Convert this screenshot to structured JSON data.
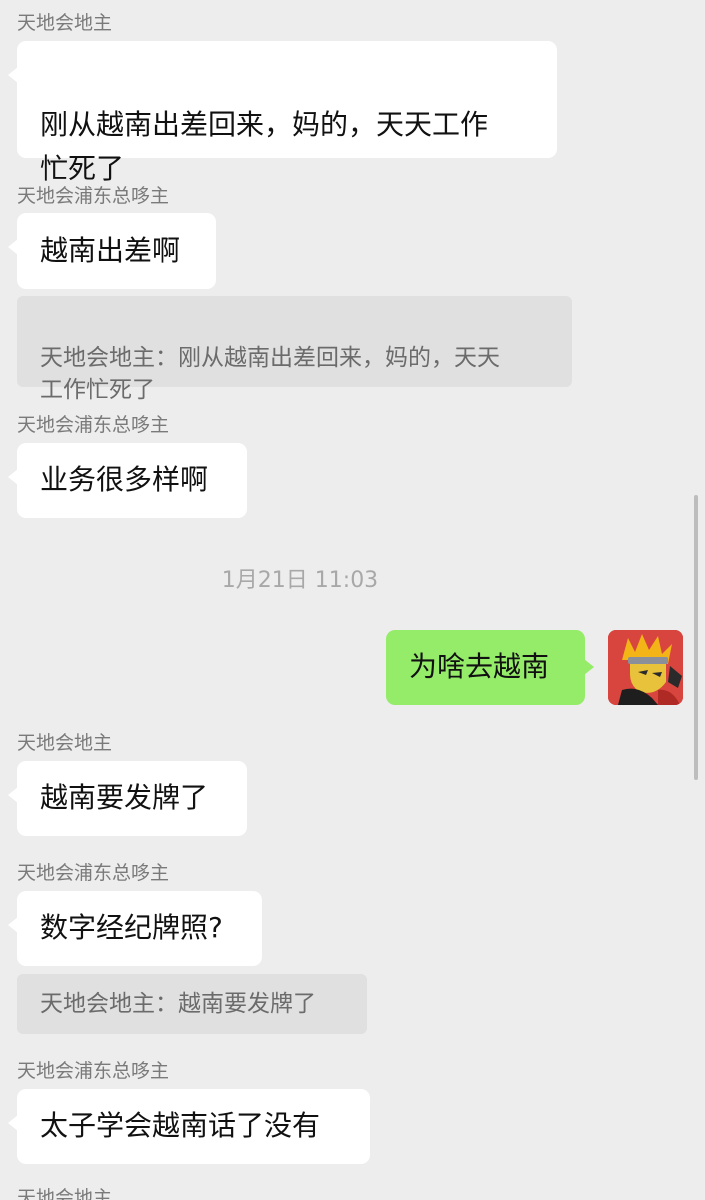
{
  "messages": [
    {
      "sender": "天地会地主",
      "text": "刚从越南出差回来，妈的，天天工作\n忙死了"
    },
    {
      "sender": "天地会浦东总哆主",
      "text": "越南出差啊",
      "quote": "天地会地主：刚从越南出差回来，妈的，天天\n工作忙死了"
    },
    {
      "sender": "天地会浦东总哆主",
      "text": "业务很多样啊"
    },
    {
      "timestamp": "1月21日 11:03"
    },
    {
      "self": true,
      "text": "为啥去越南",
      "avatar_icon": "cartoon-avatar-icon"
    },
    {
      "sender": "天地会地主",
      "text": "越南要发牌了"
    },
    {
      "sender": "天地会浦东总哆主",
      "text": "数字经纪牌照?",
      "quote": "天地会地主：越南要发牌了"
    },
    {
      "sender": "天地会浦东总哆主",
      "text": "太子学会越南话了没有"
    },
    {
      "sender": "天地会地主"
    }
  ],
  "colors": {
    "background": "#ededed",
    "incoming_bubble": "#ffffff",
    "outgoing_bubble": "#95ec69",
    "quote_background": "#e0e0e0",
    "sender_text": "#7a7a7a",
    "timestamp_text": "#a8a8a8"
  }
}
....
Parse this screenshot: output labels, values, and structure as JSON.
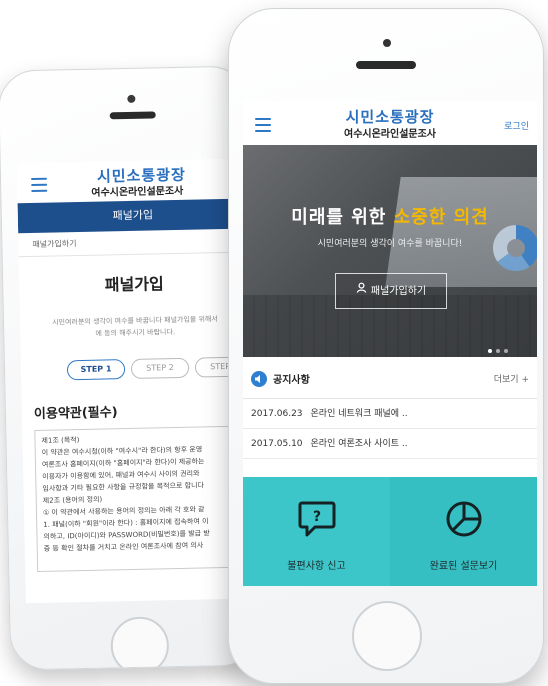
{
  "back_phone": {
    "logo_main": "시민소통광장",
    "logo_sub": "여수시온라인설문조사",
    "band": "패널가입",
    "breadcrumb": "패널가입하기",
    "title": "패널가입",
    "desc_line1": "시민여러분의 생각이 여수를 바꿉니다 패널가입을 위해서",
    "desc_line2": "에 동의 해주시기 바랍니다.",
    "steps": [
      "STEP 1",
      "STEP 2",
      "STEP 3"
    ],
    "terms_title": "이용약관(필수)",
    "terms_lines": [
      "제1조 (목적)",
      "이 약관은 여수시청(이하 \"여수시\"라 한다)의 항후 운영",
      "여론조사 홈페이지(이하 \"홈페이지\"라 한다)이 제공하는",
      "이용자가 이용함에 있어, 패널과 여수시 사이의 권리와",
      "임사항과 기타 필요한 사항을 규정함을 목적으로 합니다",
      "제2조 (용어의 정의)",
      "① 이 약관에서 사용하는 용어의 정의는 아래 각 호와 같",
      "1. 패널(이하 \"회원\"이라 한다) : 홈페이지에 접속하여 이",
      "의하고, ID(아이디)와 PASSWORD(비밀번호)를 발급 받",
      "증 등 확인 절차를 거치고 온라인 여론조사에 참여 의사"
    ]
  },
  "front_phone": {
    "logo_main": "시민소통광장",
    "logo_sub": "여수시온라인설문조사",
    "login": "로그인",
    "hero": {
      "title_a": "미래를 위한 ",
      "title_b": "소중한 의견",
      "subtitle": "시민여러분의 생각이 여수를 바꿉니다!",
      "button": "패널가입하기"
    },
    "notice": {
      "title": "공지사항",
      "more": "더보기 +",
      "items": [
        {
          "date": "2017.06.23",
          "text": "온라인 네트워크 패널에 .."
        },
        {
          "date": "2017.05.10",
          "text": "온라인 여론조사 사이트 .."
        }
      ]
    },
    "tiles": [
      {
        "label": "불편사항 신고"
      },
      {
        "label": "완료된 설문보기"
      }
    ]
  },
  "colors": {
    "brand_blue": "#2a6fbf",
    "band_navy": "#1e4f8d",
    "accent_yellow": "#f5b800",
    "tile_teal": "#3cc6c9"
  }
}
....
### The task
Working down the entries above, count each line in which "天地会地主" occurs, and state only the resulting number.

### Completed task
5